------ RECORDS ------

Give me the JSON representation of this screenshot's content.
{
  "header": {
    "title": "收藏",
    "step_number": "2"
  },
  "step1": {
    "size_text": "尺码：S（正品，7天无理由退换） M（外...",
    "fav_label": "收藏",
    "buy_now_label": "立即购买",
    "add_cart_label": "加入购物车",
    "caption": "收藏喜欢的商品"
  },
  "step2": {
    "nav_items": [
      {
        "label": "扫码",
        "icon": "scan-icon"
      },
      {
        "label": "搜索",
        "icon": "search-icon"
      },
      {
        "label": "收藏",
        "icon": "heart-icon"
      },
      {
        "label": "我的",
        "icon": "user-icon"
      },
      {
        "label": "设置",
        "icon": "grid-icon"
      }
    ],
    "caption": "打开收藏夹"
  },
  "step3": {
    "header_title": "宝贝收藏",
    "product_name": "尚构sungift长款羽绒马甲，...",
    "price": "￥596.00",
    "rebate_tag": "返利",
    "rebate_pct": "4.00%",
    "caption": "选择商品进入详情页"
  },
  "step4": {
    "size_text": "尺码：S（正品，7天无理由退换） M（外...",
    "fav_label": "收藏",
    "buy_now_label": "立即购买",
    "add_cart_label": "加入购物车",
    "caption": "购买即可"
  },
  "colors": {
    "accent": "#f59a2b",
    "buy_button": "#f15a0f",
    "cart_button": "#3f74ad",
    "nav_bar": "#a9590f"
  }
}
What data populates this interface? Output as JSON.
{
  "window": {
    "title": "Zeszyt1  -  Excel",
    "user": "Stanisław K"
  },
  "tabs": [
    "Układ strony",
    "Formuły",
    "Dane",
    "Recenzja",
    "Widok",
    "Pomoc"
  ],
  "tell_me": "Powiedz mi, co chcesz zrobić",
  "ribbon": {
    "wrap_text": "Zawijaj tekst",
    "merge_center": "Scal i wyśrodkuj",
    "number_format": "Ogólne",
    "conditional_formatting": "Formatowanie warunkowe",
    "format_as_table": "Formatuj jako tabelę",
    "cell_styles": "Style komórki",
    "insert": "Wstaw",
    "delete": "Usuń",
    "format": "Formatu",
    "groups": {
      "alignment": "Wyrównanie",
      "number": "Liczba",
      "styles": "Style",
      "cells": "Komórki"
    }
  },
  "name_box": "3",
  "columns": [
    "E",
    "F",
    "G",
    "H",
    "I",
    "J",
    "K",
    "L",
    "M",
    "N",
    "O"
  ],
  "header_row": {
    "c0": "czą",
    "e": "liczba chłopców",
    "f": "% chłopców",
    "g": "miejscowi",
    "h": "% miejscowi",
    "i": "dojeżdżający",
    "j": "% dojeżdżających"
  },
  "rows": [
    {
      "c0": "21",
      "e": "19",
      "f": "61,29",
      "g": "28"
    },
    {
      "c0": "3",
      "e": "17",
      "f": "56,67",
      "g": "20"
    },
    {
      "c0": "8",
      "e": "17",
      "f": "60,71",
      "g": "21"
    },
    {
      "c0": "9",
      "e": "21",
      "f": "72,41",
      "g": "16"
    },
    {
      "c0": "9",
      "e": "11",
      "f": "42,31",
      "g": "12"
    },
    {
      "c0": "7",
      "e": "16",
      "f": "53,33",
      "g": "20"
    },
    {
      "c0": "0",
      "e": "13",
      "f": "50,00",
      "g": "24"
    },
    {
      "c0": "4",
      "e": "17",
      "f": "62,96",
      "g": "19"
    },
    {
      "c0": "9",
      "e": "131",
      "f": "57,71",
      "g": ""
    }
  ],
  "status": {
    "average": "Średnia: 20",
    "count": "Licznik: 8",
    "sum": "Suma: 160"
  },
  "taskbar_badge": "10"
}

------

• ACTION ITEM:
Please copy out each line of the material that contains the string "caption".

• EXERCISE RESULT:
    "caption": "收藏喜欢的商品"
    "caption": "打开收藏夹"
    "caption": "选择商品进入详情页"
    "caption": "购买即可"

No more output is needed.